◆ Work request ◆
Only lines containing "earnings" belong in the answer, each copied from the entries below.

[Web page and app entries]
▬▬▬▬▬▬
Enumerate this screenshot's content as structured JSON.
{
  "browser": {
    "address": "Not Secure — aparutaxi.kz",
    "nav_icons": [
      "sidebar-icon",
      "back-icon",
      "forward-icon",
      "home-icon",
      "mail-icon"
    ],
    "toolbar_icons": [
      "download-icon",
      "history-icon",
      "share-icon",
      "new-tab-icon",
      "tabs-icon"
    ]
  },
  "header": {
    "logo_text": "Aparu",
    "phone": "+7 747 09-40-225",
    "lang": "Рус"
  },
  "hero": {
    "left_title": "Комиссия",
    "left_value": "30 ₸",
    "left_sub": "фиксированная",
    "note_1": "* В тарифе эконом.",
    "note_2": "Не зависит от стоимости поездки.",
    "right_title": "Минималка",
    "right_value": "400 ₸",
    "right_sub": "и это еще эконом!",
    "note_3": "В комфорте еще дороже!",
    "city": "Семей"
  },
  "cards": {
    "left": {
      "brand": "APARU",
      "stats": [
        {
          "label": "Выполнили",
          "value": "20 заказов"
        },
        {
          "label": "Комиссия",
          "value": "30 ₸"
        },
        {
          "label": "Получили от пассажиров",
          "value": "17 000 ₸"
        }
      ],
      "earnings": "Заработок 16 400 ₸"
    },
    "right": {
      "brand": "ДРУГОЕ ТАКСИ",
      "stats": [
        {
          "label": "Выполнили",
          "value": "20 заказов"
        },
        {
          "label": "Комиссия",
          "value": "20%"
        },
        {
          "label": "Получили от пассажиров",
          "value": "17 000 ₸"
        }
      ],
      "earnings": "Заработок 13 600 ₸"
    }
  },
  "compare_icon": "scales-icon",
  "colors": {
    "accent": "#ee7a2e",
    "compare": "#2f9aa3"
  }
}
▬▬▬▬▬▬
◆ Solution to the problem ◆
      "earnings": "Заработок 16 400 ₸"
      "earnings": "Заработок 13 600 ₸"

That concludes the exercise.